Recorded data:

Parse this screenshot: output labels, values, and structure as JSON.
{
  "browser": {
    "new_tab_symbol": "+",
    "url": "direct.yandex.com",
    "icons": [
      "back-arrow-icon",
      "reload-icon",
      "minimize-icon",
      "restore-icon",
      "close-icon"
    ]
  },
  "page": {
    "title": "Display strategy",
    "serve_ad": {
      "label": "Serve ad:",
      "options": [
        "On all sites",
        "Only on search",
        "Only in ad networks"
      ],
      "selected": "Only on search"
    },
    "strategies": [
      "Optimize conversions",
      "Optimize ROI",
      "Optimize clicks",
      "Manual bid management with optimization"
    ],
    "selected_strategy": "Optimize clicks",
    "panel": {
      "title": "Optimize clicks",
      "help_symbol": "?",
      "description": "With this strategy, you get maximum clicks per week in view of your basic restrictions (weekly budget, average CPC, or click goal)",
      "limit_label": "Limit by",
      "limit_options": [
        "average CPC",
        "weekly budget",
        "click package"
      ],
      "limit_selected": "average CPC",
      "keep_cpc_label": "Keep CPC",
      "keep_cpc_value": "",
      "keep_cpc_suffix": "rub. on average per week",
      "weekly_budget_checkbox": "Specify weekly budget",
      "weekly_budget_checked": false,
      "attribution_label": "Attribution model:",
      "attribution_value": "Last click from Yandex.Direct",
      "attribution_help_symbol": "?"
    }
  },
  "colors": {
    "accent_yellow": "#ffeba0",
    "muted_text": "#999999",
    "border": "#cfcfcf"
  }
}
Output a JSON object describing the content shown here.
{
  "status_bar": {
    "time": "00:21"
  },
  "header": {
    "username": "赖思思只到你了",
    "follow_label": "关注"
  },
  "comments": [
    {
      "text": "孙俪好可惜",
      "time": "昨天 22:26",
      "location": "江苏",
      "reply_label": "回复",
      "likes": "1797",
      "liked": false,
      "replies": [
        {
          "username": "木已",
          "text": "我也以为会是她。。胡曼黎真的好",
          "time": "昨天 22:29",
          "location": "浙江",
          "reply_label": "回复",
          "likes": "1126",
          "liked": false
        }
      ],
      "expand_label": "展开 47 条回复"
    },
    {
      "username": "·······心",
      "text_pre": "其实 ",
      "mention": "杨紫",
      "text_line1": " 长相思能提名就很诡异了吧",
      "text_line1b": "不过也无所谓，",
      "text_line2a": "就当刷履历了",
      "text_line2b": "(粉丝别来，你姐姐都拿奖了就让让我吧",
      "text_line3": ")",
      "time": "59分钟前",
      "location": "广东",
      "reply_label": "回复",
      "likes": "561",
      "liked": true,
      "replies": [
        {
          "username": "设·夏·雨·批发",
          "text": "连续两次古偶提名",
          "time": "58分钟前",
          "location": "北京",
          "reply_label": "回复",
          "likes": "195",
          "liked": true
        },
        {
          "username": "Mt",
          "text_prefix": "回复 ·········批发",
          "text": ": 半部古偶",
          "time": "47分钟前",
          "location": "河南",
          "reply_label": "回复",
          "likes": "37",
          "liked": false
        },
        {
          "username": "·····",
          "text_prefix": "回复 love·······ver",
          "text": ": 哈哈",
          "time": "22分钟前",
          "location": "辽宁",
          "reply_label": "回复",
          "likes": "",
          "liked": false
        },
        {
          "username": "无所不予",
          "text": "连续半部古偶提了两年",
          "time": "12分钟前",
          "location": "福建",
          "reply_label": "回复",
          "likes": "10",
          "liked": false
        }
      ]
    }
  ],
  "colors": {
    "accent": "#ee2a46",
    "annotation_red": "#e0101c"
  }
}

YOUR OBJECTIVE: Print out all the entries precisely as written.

OUTPUT:
Parse this screenshot: output labels, values, and structure as JSON.
{
  "browser": {
    "new_tab_symbol": "+",
    "url": "direct.yandex.com",
    "icons": [
      "back-arrow-icon",
      "reload-icon",
      "minimize-icon",
      "restore-icon",
      "close-icon"
    ]
  },
  "page": {
    "title": "Display strategy",
    "serve_ad": {
      "label": "Serve ad:",
      "options": [
        "On all sites",
        "Only on search",
        "Only in ad networks"
      ],
      "selected": "Only on search"
    },
    "strategies": [
      "Optimize conversions",
      "Optimize ROI",
      "Optimize clicks",
      "Manual bid management with optimization"
    ],
    "selected_strategy": "Optimize clicks",
    "panel": {
      "title": "Optimize clicks",
      "help_symbol": "?",
      "description": "With this strategy, you get maximum clicks per week in view of your basic restrictions (weekly budget, average CPC, or click goal)",
      "limit_label": "Limit by",
      "limit_options": [
        "average CPC",
        "weekly budget",
        "click package"
      ],
      "limit_selected": "average CPC",
      "keep_cpc_label": "Keep CPC",
      "keep_cpc_value": "",
      "keep_cpc_suffix": "rub. on average per week",
      "weekly_budget_checkbox": "Specify weekly budget",
      "weekly_budget_checked": false,
      "attribution_label": "Attribution model:",
      "attribution_value": "Last click from Yandex.Direct",
      "attribution_help_symbol": "?"
    }
  },
  "colors": {
    "accent_yellow": "#ffeba0",
    "muted_text": "#999999",
    "border": "#cfcfcf"
  }
}
Output a JSON object describing the content shown here.
{
  "status_bar": {
    "time": "00:21"
  },
  "header": {
    "username": "赖思思只到你了",
    "follow_label": "关注"
  },
  "comments": [
    {
      "text": "孙俪好可惜",
      "time": "昨天 22:26",
      "location": "江苏",
      "reply_label": "回复",
      "likes": "1797",
      "liked": false,
      "replies": [
        {
          "username": "木已",
          "text": "我也以为会是她。。胡曼黎真的好",
          "time": "昨天 22:29",
          "location": "浙江",
          "reply_label": "回复",
          "likes": "1126",
          "liked": false
        }
      ],
      "expand_label": "展开 47 条回复"
    },
    {
      "username": "·······心",
      "text_pre": "其实 ",
      "mention": "杨紫",
      "text_line1": " 长相思能提名就很诡异了吧",
      "text_line1b": "不过也无所谓，",
      "text_line2a": "就当刷履历了",
      "text_line2b": "(粉丝别来，你姐姐都拿奖了就让让我吧",
      "text_line3": ")",
      "time": "59分钟前",
      "location": "广东",
      "reply_label": "回复",
      "likes": "561",
      "liked": true,
      "replies": [
        {
          "username": "设·夏·雨·批发",
          "text": "连续两次古偶提名",
          "time": "58分钟前",
          "location": "北京",
          "reply_label": "回复",
          "likes": "195",
          "liked": true
        },
        {
          "username": "Mt",
          "text_prefix": "回复 ·········批发",
          "text": ": 半部古偶",
          "time": "47分钟前",
          "location": "河南",
          "reply_label": "回复",
          "likes": "37",
          "liked": false
        },
        {
          "username": "·····",
          "text_prefix": "回复 love·······ver",
          "text": ": 哈哈",
          "time": "22分钟前",
          "location": "辽宁",
          "reply_label": "回复",
          "likes": "",
          "liked": false
        },
        {
          "username": "无所不予",
          "text": "连续半部古偶提了两年",
          "time": "12分钟前",
          "location": "福建",
          "reply_label": "回复",
          "likes": "10",
          "liked": false
        }
      ]
    }
  ],
  "colors": {
    "accent": "#ee2a46",
    "annotation_red": "#e0101c"
  }
}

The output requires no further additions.